In sounding on June 6, 2011 at 11:45 am
The end of the semester got away from me folks, which means that today’s Sounding Cambodia will consist of a lot of links, videos, and topics, with minimal commentary. Lots of important stuff in there, though. Go read!
- Sand mountains during Khmer New Year (Video)
- Cash pledges from politicians – exactly what is going on?
- Violence against Cambodian Labor by the government
- Interviews with Rich Garella of Who Killed Chea Vichea?
- Nuon Chea and Cases 002 and 003 in the Extraordinary Chambers/Khmer Rouge Tribunal
- Would you like some Borax with your Cambodian food? Formalin? You’re welcome.
- Tiny Toones NGO – “Hey Babe” video.
- Cambodian Rice Exports to the Philippines
- Judy Ledgerwood’s awesome Summer ethnography school in Cambodia
- Damned Dams and their impacts on damned-near everything; an article in Critical Asian Studies by Ian Baird
- Book Review of Constance Wilson’s edited volume on the Middle Mekong River Basin
- Thai Politics – an election primer from Duncan McCargo
In sounding on April 28, 2011 at 2:52 pm
Well, between my visit to the University of Wisconsin, Madison, campus, the screening of Who Killed Chea Vichea? on my campus, and the end of the semester looming, my attempt at disciplined, scheduled, blogging, has already collapsed. Instead of getting upset about that, I’ll just return to the attempt soon. In the meantime, there are big stories in Cambodia that need to be addressed.
- Dry-Season Warfare at the Cambodian-Thai Border
- Lao appears to begin construction of potential “Mekong Killer” dam
- Hun Sen Denies Lung Cancer Rumors
- “Who Killed Chea Vichea?” screens at Macalester College
- ‘Bamboo Hypothesis’ gets a bit more complicated
In sounding on July 2, 2010 at 2:41 pm
So many things have been going on since I took an extended vacation from blogging, but here are some of the Cambodian stories I’ve been following and wondering about:
- Rape on the Rise: The incidence of sexual violence appears to continue its meteoric rise in reporting; it seems that it is not only reporting on the rise, however – an entire culture of rape among urban elite males appears to increasingly be copied by immiserated peasants and connected thugs alike, nation-wide.
- Remember the Mekong, whose name, “Mother Ganges,” identifies it with another world-historic river-system also under attack? Yeah, so do a lot of other people, who saw it dry up this last dry season. Unfortunately the people who care are not the people making the decisions. If you’re curious about one of the upstream dams likely related to this current, ongoing catastrophe, read the discussion over at New Mandala on the Xiaowan Dam, where most of the real science is being discussed in an informal way.

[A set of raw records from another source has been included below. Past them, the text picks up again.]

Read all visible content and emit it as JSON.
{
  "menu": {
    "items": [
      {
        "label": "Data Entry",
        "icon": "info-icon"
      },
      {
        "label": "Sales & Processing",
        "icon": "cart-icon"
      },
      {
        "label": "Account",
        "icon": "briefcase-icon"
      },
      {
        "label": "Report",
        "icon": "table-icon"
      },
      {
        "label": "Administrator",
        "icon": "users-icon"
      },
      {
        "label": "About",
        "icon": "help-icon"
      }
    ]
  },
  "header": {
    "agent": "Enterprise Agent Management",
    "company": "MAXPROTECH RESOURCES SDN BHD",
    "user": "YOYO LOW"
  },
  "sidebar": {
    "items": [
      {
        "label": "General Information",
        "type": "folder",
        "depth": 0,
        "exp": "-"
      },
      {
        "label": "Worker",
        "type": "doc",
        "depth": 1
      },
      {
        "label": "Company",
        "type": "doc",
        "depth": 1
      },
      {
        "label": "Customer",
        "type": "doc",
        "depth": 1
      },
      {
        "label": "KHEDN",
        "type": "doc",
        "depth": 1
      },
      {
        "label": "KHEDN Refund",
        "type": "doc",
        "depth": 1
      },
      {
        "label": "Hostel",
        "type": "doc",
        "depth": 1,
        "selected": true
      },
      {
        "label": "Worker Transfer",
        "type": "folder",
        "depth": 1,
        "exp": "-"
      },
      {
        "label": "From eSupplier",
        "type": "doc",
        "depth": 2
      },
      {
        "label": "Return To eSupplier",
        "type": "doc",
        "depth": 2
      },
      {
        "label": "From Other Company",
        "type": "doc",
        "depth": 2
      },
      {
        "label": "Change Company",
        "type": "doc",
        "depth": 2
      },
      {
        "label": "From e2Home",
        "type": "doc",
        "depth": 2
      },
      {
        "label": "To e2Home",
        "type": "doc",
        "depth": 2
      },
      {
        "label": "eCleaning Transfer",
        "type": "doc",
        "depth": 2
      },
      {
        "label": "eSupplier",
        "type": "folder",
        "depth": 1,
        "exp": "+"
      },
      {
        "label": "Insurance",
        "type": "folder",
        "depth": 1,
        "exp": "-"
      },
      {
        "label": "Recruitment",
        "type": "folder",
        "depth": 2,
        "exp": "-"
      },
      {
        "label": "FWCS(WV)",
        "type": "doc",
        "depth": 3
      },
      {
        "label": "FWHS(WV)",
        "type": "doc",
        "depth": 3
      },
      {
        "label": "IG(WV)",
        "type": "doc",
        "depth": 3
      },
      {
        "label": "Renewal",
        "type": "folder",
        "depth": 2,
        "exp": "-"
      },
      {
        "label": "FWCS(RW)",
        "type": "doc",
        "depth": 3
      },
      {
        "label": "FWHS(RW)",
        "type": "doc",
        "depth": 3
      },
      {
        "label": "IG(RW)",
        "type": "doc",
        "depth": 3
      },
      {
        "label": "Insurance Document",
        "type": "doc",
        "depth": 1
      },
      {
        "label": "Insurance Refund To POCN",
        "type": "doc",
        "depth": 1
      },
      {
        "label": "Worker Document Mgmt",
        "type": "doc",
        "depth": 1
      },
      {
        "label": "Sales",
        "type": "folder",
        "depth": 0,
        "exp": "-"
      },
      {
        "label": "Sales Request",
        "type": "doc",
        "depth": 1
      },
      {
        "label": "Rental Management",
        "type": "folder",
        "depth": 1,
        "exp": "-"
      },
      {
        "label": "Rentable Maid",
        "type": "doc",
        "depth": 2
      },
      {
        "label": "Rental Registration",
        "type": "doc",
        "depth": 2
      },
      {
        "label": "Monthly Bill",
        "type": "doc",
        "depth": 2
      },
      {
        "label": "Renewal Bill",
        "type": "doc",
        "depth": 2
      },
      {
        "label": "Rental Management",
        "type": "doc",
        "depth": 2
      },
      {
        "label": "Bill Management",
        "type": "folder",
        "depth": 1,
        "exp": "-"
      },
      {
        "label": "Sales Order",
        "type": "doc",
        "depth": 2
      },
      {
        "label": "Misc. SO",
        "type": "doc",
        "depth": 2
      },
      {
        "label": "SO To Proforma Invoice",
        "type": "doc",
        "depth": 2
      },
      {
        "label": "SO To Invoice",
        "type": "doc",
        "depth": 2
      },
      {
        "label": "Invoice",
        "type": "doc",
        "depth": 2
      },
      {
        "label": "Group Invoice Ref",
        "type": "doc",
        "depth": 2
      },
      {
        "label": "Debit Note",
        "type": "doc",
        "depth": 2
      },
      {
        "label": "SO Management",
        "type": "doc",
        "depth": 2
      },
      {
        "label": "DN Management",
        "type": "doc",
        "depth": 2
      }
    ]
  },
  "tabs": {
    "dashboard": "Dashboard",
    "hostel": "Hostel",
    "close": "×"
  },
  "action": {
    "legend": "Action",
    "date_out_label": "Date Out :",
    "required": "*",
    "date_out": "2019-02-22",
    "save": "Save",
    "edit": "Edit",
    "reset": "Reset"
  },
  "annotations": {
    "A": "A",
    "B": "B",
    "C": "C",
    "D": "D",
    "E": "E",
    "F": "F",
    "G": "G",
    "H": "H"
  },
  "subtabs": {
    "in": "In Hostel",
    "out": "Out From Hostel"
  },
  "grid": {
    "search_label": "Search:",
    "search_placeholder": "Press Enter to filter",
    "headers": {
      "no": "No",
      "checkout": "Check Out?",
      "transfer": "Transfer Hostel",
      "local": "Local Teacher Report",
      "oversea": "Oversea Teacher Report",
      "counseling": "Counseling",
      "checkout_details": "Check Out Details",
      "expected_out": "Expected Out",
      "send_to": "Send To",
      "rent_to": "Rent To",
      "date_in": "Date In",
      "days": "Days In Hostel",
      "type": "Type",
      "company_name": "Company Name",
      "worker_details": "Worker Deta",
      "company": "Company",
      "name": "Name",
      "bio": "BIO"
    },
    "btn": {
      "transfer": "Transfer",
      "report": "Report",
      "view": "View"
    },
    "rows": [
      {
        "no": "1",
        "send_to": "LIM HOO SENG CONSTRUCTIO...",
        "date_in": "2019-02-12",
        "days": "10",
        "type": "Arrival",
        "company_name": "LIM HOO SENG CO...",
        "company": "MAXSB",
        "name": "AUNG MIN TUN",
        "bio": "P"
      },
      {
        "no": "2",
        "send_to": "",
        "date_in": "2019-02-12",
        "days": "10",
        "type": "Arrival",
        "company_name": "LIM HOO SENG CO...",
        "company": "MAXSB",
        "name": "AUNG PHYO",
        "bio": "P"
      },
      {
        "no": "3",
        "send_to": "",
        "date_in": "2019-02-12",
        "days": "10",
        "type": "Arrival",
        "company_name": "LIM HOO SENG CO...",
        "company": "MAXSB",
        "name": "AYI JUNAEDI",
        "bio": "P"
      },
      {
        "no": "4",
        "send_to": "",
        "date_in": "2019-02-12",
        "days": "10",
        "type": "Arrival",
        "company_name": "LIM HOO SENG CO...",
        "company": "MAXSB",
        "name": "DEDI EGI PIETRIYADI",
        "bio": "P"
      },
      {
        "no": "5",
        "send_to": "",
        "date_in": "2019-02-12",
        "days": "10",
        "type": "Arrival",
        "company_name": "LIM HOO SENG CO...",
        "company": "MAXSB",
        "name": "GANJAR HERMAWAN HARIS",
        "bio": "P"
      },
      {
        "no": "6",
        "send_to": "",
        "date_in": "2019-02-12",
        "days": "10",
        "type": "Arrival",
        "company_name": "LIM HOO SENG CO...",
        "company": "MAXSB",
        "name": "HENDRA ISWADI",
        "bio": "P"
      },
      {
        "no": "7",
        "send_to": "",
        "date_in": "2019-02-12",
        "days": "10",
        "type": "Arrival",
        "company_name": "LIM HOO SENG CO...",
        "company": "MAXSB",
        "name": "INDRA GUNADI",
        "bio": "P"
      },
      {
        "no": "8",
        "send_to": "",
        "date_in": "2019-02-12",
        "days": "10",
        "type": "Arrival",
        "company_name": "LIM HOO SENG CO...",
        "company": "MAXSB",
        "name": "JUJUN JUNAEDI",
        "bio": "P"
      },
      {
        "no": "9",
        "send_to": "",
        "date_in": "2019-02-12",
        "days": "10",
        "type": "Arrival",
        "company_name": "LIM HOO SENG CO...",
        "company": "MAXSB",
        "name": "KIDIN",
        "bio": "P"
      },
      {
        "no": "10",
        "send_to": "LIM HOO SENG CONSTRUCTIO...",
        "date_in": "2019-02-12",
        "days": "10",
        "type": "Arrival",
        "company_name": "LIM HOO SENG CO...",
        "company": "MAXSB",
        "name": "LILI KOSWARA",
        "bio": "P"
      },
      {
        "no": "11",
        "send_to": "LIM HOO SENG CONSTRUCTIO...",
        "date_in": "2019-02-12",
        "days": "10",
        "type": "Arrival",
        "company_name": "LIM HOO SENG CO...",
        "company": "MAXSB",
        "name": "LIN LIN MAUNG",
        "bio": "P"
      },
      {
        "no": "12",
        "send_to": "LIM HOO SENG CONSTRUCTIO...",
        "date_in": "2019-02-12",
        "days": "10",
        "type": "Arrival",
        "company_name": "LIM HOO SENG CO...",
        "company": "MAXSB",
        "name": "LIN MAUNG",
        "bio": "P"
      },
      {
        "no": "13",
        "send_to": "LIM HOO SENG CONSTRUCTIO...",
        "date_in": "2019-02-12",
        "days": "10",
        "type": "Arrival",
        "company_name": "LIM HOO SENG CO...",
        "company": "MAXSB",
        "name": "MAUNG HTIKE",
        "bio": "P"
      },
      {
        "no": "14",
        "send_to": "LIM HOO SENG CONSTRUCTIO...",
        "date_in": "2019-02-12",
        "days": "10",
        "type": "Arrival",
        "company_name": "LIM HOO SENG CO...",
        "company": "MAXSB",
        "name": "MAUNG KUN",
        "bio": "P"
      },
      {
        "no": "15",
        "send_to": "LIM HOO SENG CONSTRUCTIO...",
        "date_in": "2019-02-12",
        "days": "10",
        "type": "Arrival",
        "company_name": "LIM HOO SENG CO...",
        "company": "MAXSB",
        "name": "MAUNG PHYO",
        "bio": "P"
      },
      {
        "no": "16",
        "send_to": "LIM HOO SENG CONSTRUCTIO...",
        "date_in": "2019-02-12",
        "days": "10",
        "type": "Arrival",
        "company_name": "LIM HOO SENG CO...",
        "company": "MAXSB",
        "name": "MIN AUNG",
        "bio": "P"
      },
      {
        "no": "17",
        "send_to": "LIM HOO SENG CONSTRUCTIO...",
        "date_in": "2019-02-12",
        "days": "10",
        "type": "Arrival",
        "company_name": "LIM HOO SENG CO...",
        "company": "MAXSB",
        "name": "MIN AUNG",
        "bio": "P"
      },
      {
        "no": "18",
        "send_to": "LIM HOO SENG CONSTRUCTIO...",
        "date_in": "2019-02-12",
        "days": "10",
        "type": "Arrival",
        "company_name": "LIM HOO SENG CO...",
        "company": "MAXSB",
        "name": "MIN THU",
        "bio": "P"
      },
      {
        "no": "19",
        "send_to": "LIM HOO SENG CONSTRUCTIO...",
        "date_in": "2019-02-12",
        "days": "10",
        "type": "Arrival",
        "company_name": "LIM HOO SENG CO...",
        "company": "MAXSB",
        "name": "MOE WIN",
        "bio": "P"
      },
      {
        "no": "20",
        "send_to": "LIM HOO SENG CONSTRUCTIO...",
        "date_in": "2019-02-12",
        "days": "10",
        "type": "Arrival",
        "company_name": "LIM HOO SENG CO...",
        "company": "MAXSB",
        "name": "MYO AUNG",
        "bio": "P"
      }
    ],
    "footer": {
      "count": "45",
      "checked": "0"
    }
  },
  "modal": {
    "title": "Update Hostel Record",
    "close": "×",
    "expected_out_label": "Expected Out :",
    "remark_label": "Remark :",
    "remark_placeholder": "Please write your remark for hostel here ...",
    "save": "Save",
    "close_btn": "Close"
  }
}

- I’m thoroughly unsurprised that Cambodian officials prohibited a screening of the new film, Who Killed Chea Vichea? While I have yet to see this film, the title alone is enough to make the Cambodian judiciary and elites pissed off, for it points out that no credible suspects have yet been found. Meanwhile, on May Day, approximately 7,000 workers took to the streets of Phnom Penh.
- But I am surprised at some of the news out of the union movement in Cambodia lately. Rong Chhun appears to have been slowly sucked into the role of political opponent rather than labor dissident, and has been making a fuss over border posts lately, instead of issues of workers’ rights. That’s unfortunate, because Chhun has the capacity to be a leader of genuine change. The appeal of political diversions is greatest when workers’ advocacy and organization is weakest, or when individuals begin to burn out, but I hope he returns to the issues at the core of the Cambodian Independent Teachers’ Association soon.
- Meanwhile, I was grieved to hear that FTUWKC leader Chea Mony was to resign his position as president of the union due to health (pulmonary) problems. The stress of that job must be killing him. But then, news suddenly that he’s been re-elected as president, followed immediately by a call to collect money to pay Mu Sochua’s recent fines. I’m very confused as to what is happening here, but I find the renewal of political party ties unfortunate, because I would hate to see the independent union movement co-opted by the political ambitions of individuals within any party.
- Meanwhile, although Rice exporters are increasing the scope of their ambition (Europe’s markets), the current drought is causing worry about the harvest.
- Go read about the catastrophe that was Bangkok a few months back somewhere; it’s important stuff, though I don’t have time to discuss it here. On the other hand, even though 80% of migrant workers in Thailand are from Burma, post-catastrophe raids have been primarily rounding up Cambodians (10% of the migrant worker population in Thailand).
- Slavery. flipping hell, can’t we end this now? Apparently not; there are more people enslaved today than at any previous point in history.